The Focus was supposed to be a world car, too. But after the first generation, the U.S. and European markets ended up with different versions because U.S. product planners didn't want to invest in the same upgrades that European planners used.
The Ford 2000 restructuring of former CEO Alex Trotman was supposed to generate a portfolio of global vehicles, but that plan also failed (see story, Page 30).
It's Kuzak's job to make it work this time. Mulally, who calls Kuzak "our hero," picked him last December to be global product chief. Currently, Kuzak is trying to weave together the company's product plan. He says he will establish more global vehicle teams like the one set up for the B-car.
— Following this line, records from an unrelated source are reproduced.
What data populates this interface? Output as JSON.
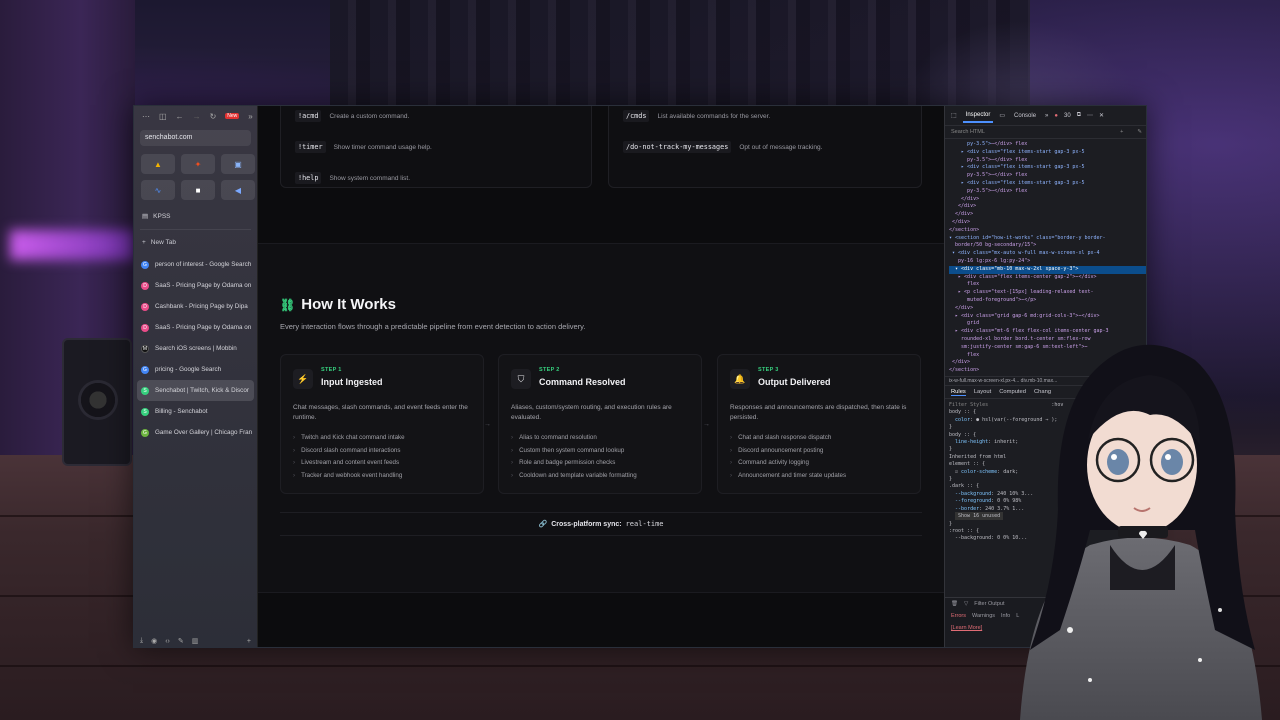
{
  "sidebar": {
    "url": "senchabot.com",
    "new_badge": "New",
    "pinned_folder": "KPSS",
    "new_tab_label": "New Tab",
    "tabs": [
      {
        "label": "person of interest - Google Search",
        "color": "#4285f4",
        "glyph": "G"
      },
      {
        "label": "SaaS - Pricing Page by Odama on",
        "color": "#ea4c89",
        "glyph": "D"
      },
      {
        "label": "Cashbank - Pricing Page by Dipa",
        "color": "#ea4c89",
        "glyph": "D"
      },
      {
        "label": "SaaS - Pricing Page by Odama on",
        "color": "#ea4c89",
        "glyph": "D"
      },
      {
        "label": "Search iOS screens | Mobbin",
        "color": "#222",
        "glyph": "M"
      },
      {
        "label": "pricing - Google Search",
        "color": "#4285f4",
        "glyph": "G"
      },
      {
        "label": "Senchabot | Twitch, Kick & Discor",
        "color": "#36d07e",
        "glyph": "S"
      },
      {
        "label": "Billing - Senchabot",
        "color": "#36d07e",
        "glyph": "S"
      },
      {
        "label": "Game Over Gallery | Chicago Fran",
        "color": "#6db33f",
        "glyph": "G"
      }
    ]
  },
  "commands": {
    "left": [
      {
        "code": "!acmd",
        "desc": "Create a custom command."
      },
      {
        "code": "!timer",
        "desc": "Show timer command usage help."
      },
      {
        "code": "!help",
        "desc": "Show system command list."
      }
    ],
    "right": [
      {
        "code": "/cmds",
        "desc": "List available commands for the server."
      },
      {
        "code": "/do-not-track-my-messages",
        "desc": "Opt out of message tracking."
      }
    ]
  },
  "how_it_works": {
    "title": "How It Works",
    "description": "Every interaction flows through a predictable pipeline from event detection to action delivery.",
    "steps": [
      {
        "tag": "STEP 1",
        "name": "Input Ingested",
        "icon": "⚡",
        "desc": "Chat messages, slash commands, and event feeds enter the runtime.",
        "items": [
          "Twitch and Kick chat command intake",
          "Discord slash command interactions",
          "Livestream and content event feeds",
          "Tracker and webhook event handling"
        ]
      },
      {
        "tag": "STEP 2",
        "name": "Command Resolved",
        "icon": "⛉",
        "desc": "Aliases, custom/system routing, and execution rules are evaluated.",
        "items": [
          "Alias to command resolution",
          "Custom then system command lookup",
          "Role and badge permission checks",
          "Cooldown and template variable formatting"
        ]
      },
      {
        "tag": "STEP 3",
        "name": "Output Delivered",
        "icon": "🔔",
        "desc": "Responses and announcements are dispatched, then state is persisted.",
        "items": [
          "Chat and slash response dispatch",
          "Discord announcement posting",
          "Command activity logging",
          "Announcement and timer state updates"
        ]
      }
    ],
    "sync_label": "Cross-platform sync:",
    "sync_value": "real-time"
  },
  "devtools": {
    "tabs": [
      "Inspector",
      "Console"
    ],
    "error_count": "30",
    "search_placeholder": "Search HTML",
    "breadcrumb": "ix-w-full.max-w-screen-xl.px-4...  div.mb-10.max...",
    "subtabs": [
      "Rules",
      "Layout",
      "Computed",
      "Chang"
    ],
    "filter_styles": "Filter Styles",
    "show_unused": "Show 16 unused",
    "filter_output": "Filter Output",
    "console_tabs": [
      "Errors",
      "Warnings",
      "Info",
      "L"
    ],
    "learn_more": "[Learn More]"
  }
}
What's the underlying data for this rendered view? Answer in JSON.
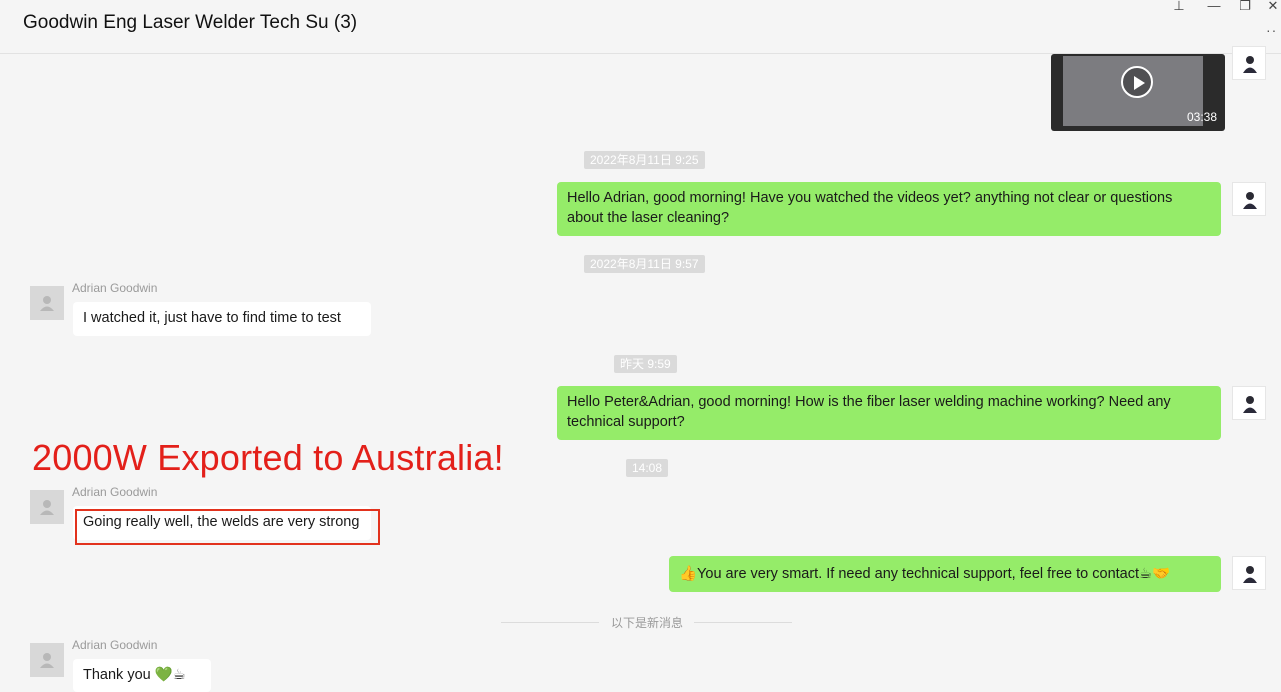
{
  "window": {
    "title": "Goodwin Eng Laser Welder Tech Su (3)",
    "controls": {
      "pin": "⊥",
      "minimize": "—",
      "restore": "❐",
      "close": "✕",
      "more": "··"
    }
  },
  "video": {
    "duration": "03:38"
  },
  "timestamps": {
    "t1": "2022年8月11日 9:25",
    "t2": "2022年8月11日 9:57",
    "t3": "昨天 9:59",
    "t4": "14:08"
  },
  "messages": {
    "m1": "Hello Adrian, good morning! Have you watched the videos yet? anything not clear or questions about the laser cleaning?",
    "m2_sender": "Adrian Goodwin",
    "m2": "I watched it, just have to find time to test",
    "m3": "Hello Peter&Adrian, good morning! How is the fiber laser welding machine working? Need any technical support?",
    "m4_sender": "Adrian Goodwin",
    "m4": "Going really well, the welds are very strong",
    "m5": "👍You are very smart. If need any technical support, feel free to contact☕🤝",
    "m6_sender": "Adrian Goodwin",
    "m6": "Thank you 💚☕"
  },
  "overlay": {
    "headline": "2000W Exported to Australia!"
  },
  "divider": {
    "new_messages": "以下是新消息"
  },
  "colors": {
    "my_bubble": "#95ec69",
    "other_bubble": "#ffffff",
    "highlight": "#e2321d",
    "headline": "#e3201a"
  }
}
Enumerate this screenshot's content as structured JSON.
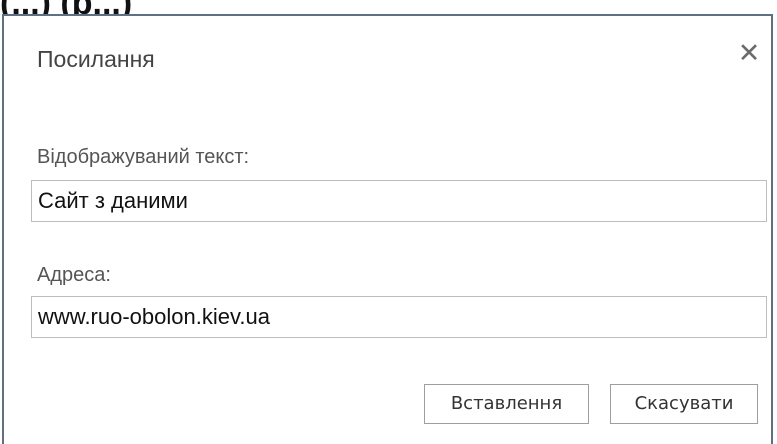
{
  "top_partial_text": "(...) (p...)",
  "dialog": {
    "title": "Посилання",
    "close_glyph": "✕",
    "display_text": {
      "label": "Відображуваний текст:",
      "value": "Сайт з  даними"
    },
    "address": {
      "label": "Адреса:",
      "value": "www.ruo-obolon.kiev.ua"
    },
    "buttons": {
      "insert": "Вставлення",
      "cancel": "Скасувати"
    }
  },
  "icons": {
    "close": "close-icon"
  },
  "colors": {
    "border": "#5f6f86",
    "input_border": "#bdbdbd",
    "button_border": "#9e9e9e"
  }
}
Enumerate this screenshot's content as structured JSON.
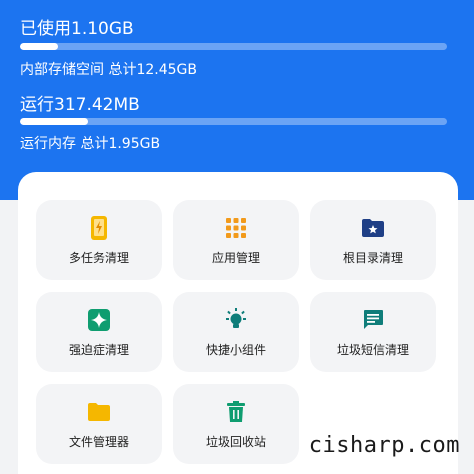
{
  "storage": {
    "used_text": "已使用1.10GB",
    "label_text": "内部存储空间 总计12.45GB",
    "fill_fraction": 0.09
  },
  "memory": {
    "used_text": "运行317.42MB",
    "label_text": "运行内存 总计1.95GB",
    "fill_fraction": 0.16
  },
  "tools": [
    {
      "label": "多任务清理",
      "icon": "phone-charging-icon",
      "color": "#f5b700"
    },
    {
      "label": "应用管理",
      "icon": "apps-grid-icon",
      "color": "#f29a1b"
    },
    {
      "label": "根目录清理",
      "icon": "folder-star-icon",
      "color": "#1f3f86"
    },
    {
      "label": "强迫症清理",
      "icon": "sparkle-icon",
      "color": "#0f9d70"
    },
    {
      "label": "快捷小组件",
      "icon": "lightbulb-icon",
      "color": "#0f7d7a"
    },
    {
      "label": "垃圾短信清理",
      "icon": "message-icon",
      "color": "#0f7d7a"
    },
    {
      "label": "文件管理器",
      "icon": "folder-icon",
      "color": "#f5b700"
    },
    {
      "label": "垃圾回收站",
      "icon": "trash-icon",
      "color": "#0f9d70"
    }
  ],
  "watermark": "cisharp.com",
  "colors": {
    "header": "#1c74f0",
    "tile": "#f3f4f6"
  }
}
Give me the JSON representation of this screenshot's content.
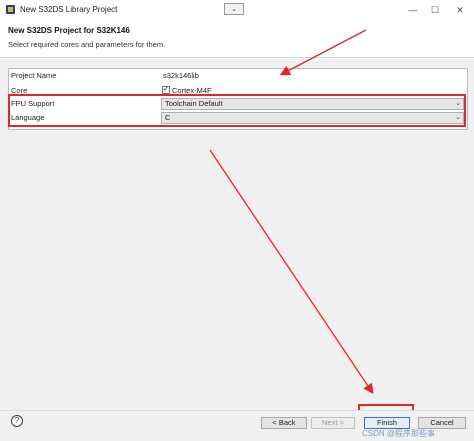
{
  "window": {
    "title": "New S32DS Library Project",
    "minimize_glyph": "—",
    "maximize_glyph": "☐",
    "close_glyph": "✕",
    "chevron_glyph": "⌄"
  },
  "header": {
    "title": "New S32DS Project for S32K146",
    "subtitle": "Select required cores and parameters for them."
  },
  "form": {
    "project_name_label": "Project Name",
    "project_name_value": "s32k146lib",
    "core_label": "Core",
    "core_checked": true,
    "core_check_glyph": "✓",
    "core_value": "Cortex-M4F",
    "fpu_label": "FPU Support",
    "fpu_value": "Toolchain Default",
    "language_label": "Language",
    "language_value": "C",
    "dropdown_glyph": "⌄"
  },
  "footer": {
    "help_glyph": "?",
    "back_label": "< Back",
    "next_label": "Next >",
    "finish_label": "Finish",
    "cancel_label": "Cancel"
  },
  "watermark": "CSDN @程序那些事",
  "colors": {
    "annotation_red": "#e02828",
    "dialog_bg": "#f0f0f0",
    "window_bg": "#ffffff"
  }
}
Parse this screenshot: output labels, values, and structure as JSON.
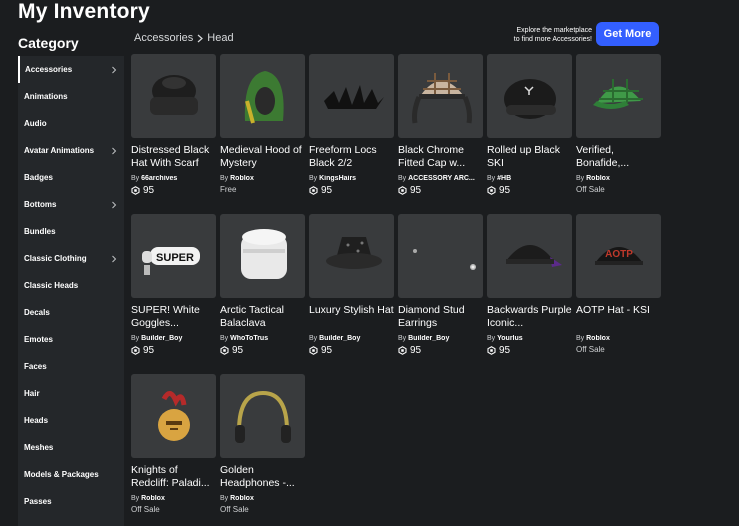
{
  "header": {
    "title": "My Inventory"
  },
  "sidebar": {
    "heading": "Category",
    "items": [
      {
        "label": "Accessories",
        "chevron": true,
        "active": true
      },
      {
        "label": "Animations",
        "chevron": false
      },
      {
        "label": "Audio",
        "chevron": false
      },
      {
        "label": "Avatar Animations",
        "chevron": true
      },
      {
        "label": "Badges",
        "chevron": false
      },
      {
        "label": "Bottoms",
        "chevron": true
      },
      {
        "label": "Bundles",
        "chevron": false
      },
      {
        "label": "Classic Clothing",
        "chevron": true
      },
      {
        "label": "Classic Heads",
        "chevron": false
      },
      {
        "label": "Decals",
        "chevron": false
      },
      {
        "label": "Emotes",
        "chevron": false
      },
      {
        "label": "Faces",
        "chevron": false
      },
      {
        "label": "Hair",
        "chevron": false
      },
      {
        "label": "Heads",
        "chevron": false
      },
      {
        "label": "Meshes",
        "chevron": false
      },
      {
        "label": "Models & Packages",
        "chevron": false
      },
      {
        "label": "Passes",
        "chevron": false
      }
    ]
  },
  "breadcrumb": {
    "parent": "Accessories",
    "current": "Head"
  },
  "promo": {
    "line1": "Explore the marketplace",
    "line2": "to find more Accessories!",
    "button": "Get More"
  },
  "colors": {
    "accent": "#335fff",
    "background": "#1b1d1f",
    "sidebar": "#24272a",
    "thumb": "#393b3d"
  },
  "items": [
    {
      "name": "Distressed Black Hat With Scarf",
      "by": "By",
      "creator": "66archives",
      "price": "95",
      "status": "",
      "icon": "black-hat-scarf"
    },
    {
      "name": "Medieval Hood of Mystery",
      "by": "By",
      "creator": "Roblox",
      "price": "",
      "status": "Free",
      "icon": "green-hood"
    },
    {
      "name": "Freeform Locs Black 2/2",
      "by": "By",
      "creator": "KingsHairs",
      "price": "95",
      "status": "",
      "icon": "black-locs"
    },
    {
      "name": "Black Chrome Fitted Cap w...",
      "by": "By",
      "creator": "ACCESSORY ARC...",
      "price": "95",
      "status": "",
      "icon": "plaid-cap"
    },
    {
      "name": "Rolled up Black SKI",
      "by": "By",
      "creator": "#HB",
      "price": "95",
      "status": "",
      "icon": "black-ski-mask"
    },
    {
      "name": "Verified, Bonafide,...",
      "by": "By",
      "creator": "Roblox",
      "price": "",
      "status": "Off Sale",
      "icon": "green-plaid-cap"
    },
    {
      "name": "SUPER! White Goggles...",
      "by": "By",
      "creator": "Builder_Boy",
      "price": "95",
      "status": "",
      "icon": "super-goggles"
    },
    {
      "name": "Arctic Tactical Balaclava",
      "by": "By",
      "creator": "WhoToTrus",
      "price": "95",
      "status": "",
      "icon": "white-balaclava"
    },
    {
      "name": "Luxury Stylish Hat",
      "by": "By",
      "creator": "Builder_Boy",
      "price": "95",
      "status": "",
      "icon": "bucket-hat"
    },
    {
      "name": "Diamond Stud Earrings",
      "by": "By",
      "creator": "Builder_Boy",
      "price": "95",
      "status": "",
      "icon": "stud-earrings"
    },
    {
      "name": "Backwards Purple Iconic...",
      "by": "By",
      "creator": "Yourlus",
      "price": "95",
      "status": "",
      "icon": "backwards-cap"
    },
    {
      "name": "AOTP Hat - KSI",
      "by": "By",
      "creator": "Roblox",
      "price": "",
      "status": "Off Sale",
      "icon": "aotp-cap",
      "cap_text": "AOTP"
    },
    {
      "name": "Knights of Redcliff: Paladi...",
      "by": "By",
      "creator": "Roblox",
      "price": "",
      "status": "Off Sale",
      "icon": "paladin-helmet"
    },
    {
      "name": "Golden Headphones -...",
      "by": "By",
      "creator": "Roblox",
      "price": "",
      "status": "Off Sale",
      "icon": "golden-headphones"
    }
  ],
  "goggle_text": "SUPER"
}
Once Kuzak figures out how to harmonize Ford's product plans, it will be up to two Brits - Smith and U.S. design chief Peter Horbury - to create a global look for the Ford brand. It could take as long as seven years.
"At the moment, you wouldn't know that the S-Max is related to the Ford F-150 truck," Smith says. "You wouldn't know that (a European Ford) is related to a Fusion. That's what Mulally is asking us to address."
For the moment, Horbury is sticking with "Red, White and Bold," a look that features the familiar chrome three-bar grille on the Fusion and Edge. Horbury has earned good reviews for the clean lines of the Edge crossover and the Flex not-really-a-minivan, which goes on sale in 2008.
But Horbury's Red, White and Bold has little in common with Smith's kinetic design. Smith says it's still early; they'll work it out. It's too early to say how kinetic design will influence the next generation of vehicles, he admits: "We don't exactly know how to do it yet."
Smith says the "overriding influence" on Ford's global vehicle programs will come from "the markets where that look is having a huge success." Ford's next generation of vehicles will be designed where they are engineered, he says. For small and mid-sized cars such as the Focus and Fusion, European designers likely will have a big say.
But different regions won't get identical cars. With the coming B-car, for example, Europe will get a hatchback while the United States and China get sedans. Like handbag designers, Ford will customize colors, materials and finishes to fit local tastes.
When the B-car debuts, it will provide important clues to Ford's worldwide design direction. Until then, Ford watchers will have to ponder a woman's handbag as if it were some sort of Zen aphorism.
You may e-mail Amy Wilson at [email protected]